## PROVIDED DATA:
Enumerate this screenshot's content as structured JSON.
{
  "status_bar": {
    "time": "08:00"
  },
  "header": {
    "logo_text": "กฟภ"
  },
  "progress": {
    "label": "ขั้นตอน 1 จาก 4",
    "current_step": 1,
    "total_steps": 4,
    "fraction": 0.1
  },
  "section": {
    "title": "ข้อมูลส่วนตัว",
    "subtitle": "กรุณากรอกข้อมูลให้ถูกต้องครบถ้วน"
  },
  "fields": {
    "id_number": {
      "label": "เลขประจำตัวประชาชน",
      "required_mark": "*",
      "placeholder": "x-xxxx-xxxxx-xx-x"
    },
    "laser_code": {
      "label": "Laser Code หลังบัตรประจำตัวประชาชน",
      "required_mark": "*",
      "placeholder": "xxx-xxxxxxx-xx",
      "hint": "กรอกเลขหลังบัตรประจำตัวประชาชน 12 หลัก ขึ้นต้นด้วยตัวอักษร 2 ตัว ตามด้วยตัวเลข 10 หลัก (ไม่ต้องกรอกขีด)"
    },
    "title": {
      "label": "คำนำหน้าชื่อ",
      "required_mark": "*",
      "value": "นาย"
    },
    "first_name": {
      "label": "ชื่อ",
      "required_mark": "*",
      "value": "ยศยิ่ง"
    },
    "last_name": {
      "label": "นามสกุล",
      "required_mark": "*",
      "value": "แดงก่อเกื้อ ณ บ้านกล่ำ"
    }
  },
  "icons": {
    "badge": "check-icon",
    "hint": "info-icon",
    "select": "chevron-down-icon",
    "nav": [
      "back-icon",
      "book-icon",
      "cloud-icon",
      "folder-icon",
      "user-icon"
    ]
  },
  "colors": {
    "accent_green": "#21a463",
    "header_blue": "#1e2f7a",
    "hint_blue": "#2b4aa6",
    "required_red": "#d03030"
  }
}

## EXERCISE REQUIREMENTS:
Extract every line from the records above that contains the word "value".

## TASK RESULT:
      "value": "นาย"
      "value": "ยศยิ่ง"
      "value": "แดงก่อเกื้อ ณ บ้านกล่ำ"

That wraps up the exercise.